A leech is a type of worm that feeds on the blood of animals, including reptiles and mammals. They can be found in most areas of the world, and they primarily live in fresh water. Some leeches, however, may also be found in salt water or even on land. Leeches generally have two suckers located on either end of their bodies, and their mouths are located in one of these suckers. Leeches will usually use their suckers to attach to animals before biting them.
Nearly any type of leeches can be used as medicinal leeches. Certain species of leeches, however, are more commonly used for this purpose. Some of the most common leech species used in medicine include Hirudo medicinalis, Hirudinaria manillensis, and Macrobdella decora.
Medicinal leeches have been used around the world for centuries. Ancient people often believed that physical and mental ailments were caused by evil spirits that lived in the blood.
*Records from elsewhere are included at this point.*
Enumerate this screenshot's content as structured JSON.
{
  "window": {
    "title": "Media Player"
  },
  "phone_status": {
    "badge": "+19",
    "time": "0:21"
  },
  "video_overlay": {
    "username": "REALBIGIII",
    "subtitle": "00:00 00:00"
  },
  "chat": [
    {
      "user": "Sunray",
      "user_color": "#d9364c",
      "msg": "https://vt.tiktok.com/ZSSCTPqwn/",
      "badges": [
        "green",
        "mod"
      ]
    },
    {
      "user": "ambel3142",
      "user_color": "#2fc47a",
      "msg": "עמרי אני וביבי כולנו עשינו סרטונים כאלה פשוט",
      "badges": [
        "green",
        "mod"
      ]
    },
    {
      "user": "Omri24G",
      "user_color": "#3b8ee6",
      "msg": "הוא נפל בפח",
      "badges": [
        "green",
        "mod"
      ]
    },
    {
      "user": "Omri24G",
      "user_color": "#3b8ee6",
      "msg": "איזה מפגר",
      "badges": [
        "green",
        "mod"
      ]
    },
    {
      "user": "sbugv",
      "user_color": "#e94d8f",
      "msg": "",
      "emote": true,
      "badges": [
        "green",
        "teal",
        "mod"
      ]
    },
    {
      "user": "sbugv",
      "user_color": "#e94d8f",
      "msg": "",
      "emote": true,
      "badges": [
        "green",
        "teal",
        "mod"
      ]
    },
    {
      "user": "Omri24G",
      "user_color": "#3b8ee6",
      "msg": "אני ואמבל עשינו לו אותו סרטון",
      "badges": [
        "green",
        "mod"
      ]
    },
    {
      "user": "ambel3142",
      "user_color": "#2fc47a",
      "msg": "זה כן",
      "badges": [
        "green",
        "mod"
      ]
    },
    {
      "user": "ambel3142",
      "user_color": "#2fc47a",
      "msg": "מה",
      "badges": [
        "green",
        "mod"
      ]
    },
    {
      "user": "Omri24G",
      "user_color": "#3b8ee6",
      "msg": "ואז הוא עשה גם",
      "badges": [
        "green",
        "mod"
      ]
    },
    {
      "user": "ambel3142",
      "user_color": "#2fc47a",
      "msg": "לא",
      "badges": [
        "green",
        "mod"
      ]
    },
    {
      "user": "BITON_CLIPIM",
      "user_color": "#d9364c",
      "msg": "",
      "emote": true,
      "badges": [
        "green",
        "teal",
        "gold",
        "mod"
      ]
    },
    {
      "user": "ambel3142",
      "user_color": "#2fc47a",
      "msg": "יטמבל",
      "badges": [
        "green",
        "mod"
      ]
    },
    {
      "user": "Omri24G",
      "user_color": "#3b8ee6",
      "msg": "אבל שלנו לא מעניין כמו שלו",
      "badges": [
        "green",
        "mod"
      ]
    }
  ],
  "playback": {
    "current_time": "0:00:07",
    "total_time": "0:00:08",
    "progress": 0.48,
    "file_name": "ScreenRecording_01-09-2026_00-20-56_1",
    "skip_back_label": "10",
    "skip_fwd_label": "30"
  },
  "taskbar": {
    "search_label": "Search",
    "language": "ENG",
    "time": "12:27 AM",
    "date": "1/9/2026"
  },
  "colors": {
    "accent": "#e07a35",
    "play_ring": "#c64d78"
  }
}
A practice known as bloodletting was very popular at this time, and this procedure basically entailed removing blood from a person's body, thereby removing the evil spirits with it. Since medicinal leeches suck blood, they were often used for this purpose.
Many historians agree, however, that the use of medicinal leeches was most popular around the 18th and 19th centuries. Many doctors during this time believed that too much blood in a person's body could cause any number of ailments, including fevers, rashes, headaches, and hemorrhoids. By allowing leeches to remove this blood, they believed they were curing a person's ailment.
It wasn't until the 20th century that the use of medicinal leeches began to decline. During this time, medical advances led most doctors to realize leeches could not actually treat most illnesses and ailments. In 2004, however, the United States Food and Drug Administration (FDA) approved the use of leeches in medicine, and the use of leeches in medicine is once again becoming popular.
It has been discovered that the saliva of leeches contains a strong anticoagulant. This substance prevents blood from clotting. For this reason, leeches can be used to help improve blood flow after certain types of surgery. Leeches are often used in surgeries that involve reattaching very small blood vessels that clot quickly. They can also be used to establish or improve blood circulation after reattaching severed digits.